Colin Gooley was not yet 10 when cancer forced him to undergo a rotationplasty to remove a tumor in his right leg. This operation took out the knee joint and turned the tibia around so that a prosthetic could be attached.
Denise Castelli broke her right leg sliding into second base during a college softball game in April 2008. The leg became infected and never fully healed. It was amputated in November 2009 and a prosthetic was attached.
But those injuries haven't ended their athletic lives. In fact, they might be more active than ever. Gooley, 17, and Castelli, 25, will be ball persons at this year's U.S. Open.
"I know it would mean a lot for the amputee community and the community of people with disabilities to show everyone that we're more than capable of doing things, even though it might be a little different," Castelli told The Star-Ledger.
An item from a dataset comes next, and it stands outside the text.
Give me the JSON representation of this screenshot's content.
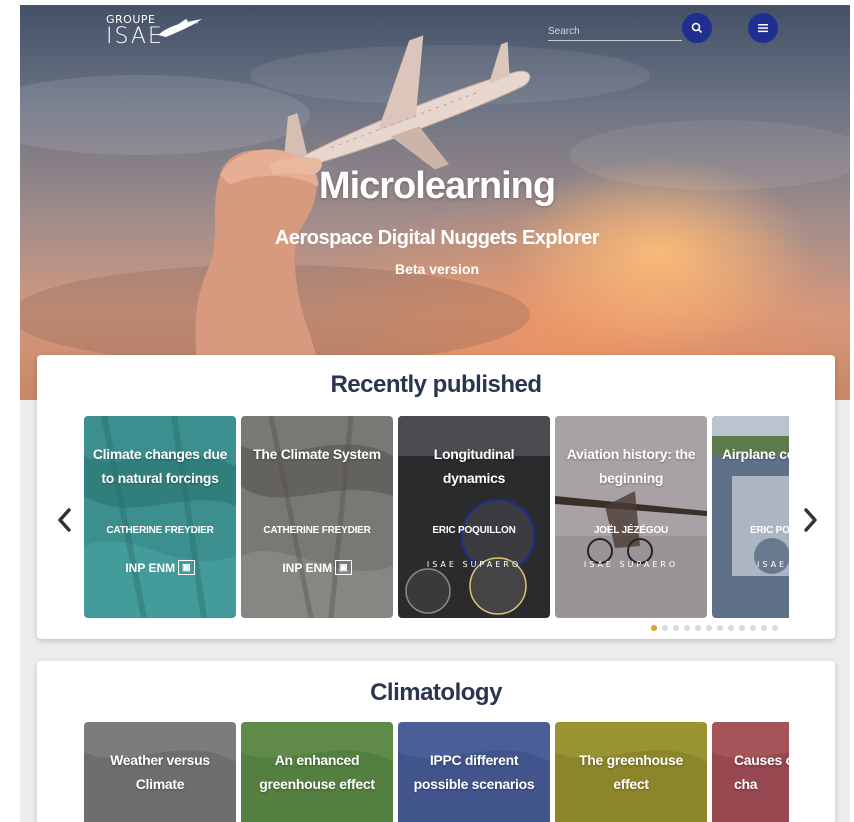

Both went through two rounds of tryouts that started with more than 500 candidates. The field was reduced to 120, and then between 70 and 80 made the final cut, according to Tina Taps, the U.S. Open director of ball persons.
Castelli, a New Jersey native, was an outfielder at the University of New Haven, and her softball skills helped during the tryouts.
"She's got a shotgun of an arm," Taps told The Star-Ledger. "She's fully capable of throwing the ball the full length of the tennis court."
Gooley skis, snowboards and plays varsity lacrosse for Baldwinsville High School in upstate New York, even though the rotationplasty makes it look like, in the words of his doctor, "you have a foot coming out of your thigh."
"I don't know what he doesn't do," said Erik Schaffer, president of A Step Ahead Prosthetics & Orthothics. "He lives a life without limitations."
Ball persons are the unsung heroes of the U.S. Open. They sit by the net or baseline and chase down tennis balls between rallies. The position requires speed, coordination and quick thinking. It isn't glamorous and they are only really noticed if something goes wrong. But they are necessary to ensure the tournament runs smoothly. Ball persons must be at least 14 and earn $7.75 an hour for their duties.
Look for Gooley and Castelli at the 3:36 mark in the video below. "We want to teach the average person that disabled people can do anything able-bodied people can do," Gooley said.